What you should do:
Which lines in the records below mention the word "Humidity"? Copy each one out.

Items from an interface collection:
* * *
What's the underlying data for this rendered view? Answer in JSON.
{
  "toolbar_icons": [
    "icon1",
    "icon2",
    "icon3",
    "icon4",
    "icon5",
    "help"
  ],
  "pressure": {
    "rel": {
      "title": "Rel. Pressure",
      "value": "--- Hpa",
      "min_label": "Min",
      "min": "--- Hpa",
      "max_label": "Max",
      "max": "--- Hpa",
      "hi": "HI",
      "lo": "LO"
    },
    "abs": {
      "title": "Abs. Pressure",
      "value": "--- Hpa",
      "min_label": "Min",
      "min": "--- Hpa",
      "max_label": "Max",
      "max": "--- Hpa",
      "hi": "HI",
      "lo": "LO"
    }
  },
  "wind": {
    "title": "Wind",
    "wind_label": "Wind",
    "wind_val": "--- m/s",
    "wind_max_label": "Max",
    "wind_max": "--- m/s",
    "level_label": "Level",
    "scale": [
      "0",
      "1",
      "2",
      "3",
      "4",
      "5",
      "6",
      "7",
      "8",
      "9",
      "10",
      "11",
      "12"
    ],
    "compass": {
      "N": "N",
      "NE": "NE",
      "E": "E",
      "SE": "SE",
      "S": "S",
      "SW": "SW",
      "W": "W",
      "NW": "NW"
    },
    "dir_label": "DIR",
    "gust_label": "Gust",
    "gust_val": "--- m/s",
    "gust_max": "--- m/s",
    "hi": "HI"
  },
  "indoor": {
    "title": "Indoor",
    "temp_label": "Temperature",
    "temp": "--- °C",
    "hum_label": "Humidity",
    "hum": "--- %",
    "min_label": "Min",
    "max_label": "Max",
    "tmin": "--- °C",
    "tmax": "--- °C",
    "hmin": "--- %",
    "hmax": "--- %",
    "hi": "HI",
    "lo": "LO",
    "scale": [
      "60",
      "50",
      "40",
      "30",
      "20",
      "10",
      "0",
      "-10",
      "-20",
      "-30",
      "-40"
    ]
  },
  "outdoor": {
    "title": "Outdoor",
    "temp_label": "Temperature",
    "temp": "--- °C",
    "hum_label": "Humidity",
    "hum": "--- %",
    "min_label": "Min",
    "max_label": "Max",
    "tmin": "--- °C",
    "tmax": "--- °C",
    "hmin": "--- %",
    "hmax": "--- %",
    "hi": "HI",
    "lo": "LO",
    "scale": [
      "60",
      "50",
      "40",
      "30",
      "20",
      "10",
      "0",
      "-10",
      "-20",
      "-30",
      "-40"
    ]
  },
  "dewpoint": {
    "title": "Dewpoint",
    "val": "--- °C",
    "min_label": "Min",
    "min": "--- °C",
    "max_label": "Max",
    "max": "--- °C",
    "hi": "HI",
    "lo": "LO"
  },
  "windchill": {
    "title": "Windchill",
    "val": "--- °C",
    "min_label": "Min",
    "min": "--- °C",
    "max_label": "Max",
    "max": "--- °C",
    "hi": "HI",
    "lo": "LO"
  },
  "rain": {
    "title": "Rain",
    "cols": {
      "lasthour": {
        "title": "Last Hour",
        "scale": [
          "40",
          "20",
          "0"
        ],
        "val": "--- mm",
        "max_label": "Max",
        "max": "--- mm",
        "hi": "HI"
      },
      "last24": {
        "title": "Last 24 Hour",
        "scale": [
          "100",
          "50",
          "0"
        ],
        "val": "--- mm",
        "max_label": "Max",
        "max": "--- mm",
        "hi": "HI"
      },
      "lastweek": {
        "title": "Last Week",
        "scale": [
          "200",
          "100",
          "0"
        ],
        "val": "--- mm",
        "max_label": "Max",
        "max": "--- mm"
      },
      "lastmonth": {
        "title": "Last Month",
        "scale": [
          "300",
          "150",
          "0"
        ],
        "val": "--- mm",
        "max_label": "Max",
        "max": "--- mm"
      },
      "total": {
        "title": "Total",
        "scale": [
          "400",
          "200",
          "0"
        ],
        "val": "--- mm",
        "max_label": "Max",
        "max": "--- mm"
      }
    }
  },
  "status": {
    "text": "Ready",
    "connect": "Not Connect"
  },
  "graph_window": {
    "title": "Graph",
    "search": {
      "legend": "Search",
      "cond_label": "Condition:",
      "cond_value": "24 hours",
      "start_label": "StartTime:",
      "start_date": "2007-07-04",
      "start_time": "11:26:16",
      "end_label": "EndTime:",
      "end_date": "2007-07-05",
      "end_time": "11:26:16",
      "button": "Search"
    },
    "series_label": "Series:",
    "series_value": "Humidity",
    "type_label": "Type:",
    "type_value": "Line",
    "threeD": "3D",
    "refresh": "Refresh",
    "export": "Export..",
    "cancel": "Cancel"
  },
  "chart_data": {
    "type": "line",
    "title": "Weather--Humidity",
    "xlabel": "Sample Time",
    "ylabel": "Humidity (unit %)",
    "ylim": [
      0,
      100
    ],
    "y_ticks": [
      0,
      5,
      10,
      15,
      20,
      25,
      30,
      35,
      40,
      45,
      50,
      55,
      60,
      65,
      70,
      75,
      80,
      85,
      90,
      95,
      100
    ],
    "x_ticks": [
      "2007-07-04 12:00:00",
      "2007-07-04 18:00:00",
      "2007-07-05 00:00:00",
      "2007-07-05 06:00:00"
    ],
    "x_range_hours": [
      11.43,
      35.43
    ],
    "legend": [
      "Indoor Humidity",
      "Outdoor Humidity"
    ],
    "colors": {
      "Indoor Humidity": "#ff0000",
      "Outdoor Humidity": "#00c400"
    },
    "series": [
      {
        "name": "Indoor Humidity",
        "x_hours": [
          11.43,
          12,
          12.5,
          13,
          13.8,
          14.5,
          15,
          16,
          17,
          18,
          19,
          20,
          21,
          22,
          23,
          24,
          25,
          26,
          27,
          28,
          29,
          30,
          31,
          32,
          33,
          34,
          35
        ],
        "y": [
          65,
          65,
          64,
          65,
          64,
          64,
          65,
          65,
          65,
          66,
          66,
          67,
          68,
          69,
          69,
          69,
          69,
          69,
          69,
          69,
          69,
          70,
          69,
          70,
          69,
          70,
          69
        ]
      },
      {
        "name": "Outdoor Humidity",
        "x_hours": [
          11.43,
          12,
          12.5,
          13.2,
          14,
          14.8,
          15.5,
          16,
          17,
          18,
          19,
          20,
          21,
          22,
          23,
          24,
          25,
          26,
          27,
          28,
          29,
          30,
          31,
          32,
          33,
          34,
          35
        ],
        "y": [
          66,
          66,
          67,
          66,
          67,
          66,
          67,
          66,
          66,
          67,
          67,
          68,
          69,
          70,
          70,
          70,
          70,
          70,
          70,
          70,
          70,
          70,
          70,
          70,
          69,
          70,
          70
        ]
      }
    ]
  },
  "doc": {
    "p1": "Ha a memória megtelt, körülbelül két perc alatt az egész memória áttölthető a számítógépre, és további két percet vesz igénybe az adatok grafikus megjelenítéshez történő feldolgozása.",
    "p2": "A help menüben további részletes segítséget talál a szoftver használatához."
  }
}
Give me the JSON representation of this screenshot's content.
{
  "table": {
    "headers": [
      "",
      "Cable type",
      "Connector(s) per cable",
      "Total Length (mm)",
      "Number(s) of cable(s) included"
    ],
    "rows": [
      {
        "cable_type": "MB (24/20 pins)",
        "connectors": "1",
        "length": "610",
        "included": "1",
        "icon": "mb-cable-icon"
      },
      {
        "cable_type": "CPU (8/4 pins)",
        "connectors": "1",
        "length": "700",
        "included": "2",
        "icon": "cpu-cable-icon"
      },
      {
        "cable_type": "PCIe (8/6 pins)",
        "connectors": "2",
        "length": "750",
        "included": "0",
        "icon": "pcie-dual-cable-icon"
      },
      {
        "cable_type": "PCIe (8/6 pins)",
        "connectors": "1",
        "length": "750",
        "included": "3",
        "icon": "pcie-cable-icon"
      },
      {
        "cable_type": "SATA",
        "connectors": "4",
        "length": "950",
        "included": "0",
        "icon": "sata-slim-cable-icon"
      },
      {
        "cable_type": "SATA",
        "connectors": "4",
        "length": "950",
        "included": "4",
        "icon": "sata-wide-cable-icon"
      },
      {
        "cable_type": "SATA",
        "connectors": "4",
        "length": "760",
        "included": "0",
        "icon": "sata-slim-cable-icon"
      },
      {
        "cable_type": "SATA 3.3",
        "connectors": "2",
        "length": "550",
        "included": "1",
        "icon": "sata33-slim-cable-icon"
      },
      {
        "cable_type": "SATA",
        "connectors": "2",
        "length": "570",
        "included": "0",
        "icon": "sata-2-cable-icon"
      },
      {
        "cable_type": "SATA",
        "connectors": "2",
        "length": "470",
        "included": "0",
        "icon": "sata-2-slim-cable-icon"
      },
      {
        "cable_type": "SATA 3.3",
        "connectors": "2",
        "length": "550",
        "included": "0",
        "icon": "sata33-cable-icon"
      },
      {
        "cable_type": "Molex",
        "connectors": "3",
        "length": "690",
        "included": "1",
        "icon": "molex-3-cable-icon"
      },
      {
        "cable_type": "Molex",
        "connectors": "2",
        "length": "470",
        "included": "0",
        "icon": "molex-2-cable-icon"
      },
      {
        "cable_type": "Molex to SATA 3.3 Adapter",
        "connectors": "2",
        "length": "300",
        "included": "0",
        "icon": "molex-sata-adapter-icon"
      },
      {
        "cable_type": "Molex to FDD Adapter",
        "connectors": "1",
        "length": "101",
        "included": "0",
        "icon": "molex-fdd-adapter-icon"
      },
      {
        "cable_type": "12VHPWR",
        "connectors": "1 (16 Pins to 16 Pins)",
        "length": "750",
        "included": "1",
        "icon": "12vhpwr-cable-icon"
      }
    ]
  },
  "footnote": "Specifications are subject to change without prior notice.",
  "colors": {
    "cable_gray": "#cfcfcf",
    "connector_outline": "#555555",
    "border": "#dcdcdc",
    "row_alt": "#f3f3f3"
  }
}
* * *
Output below:
    "hum_label": "Humidity",
    "hum_label": "Humidity",
    "series_value": "Humidity",
    "title": "Weather--Humidity",
    "ylabel": "Humidity (unit %)",
      "Indoor Humidity",
      "Outdoor Humidity"
      "Indoor Humidity": "#ff0000",
      "Outdoor Humidity": "#00c400"
        "name": "Indoor Humidity",
        "name": "Outdoor Humidity",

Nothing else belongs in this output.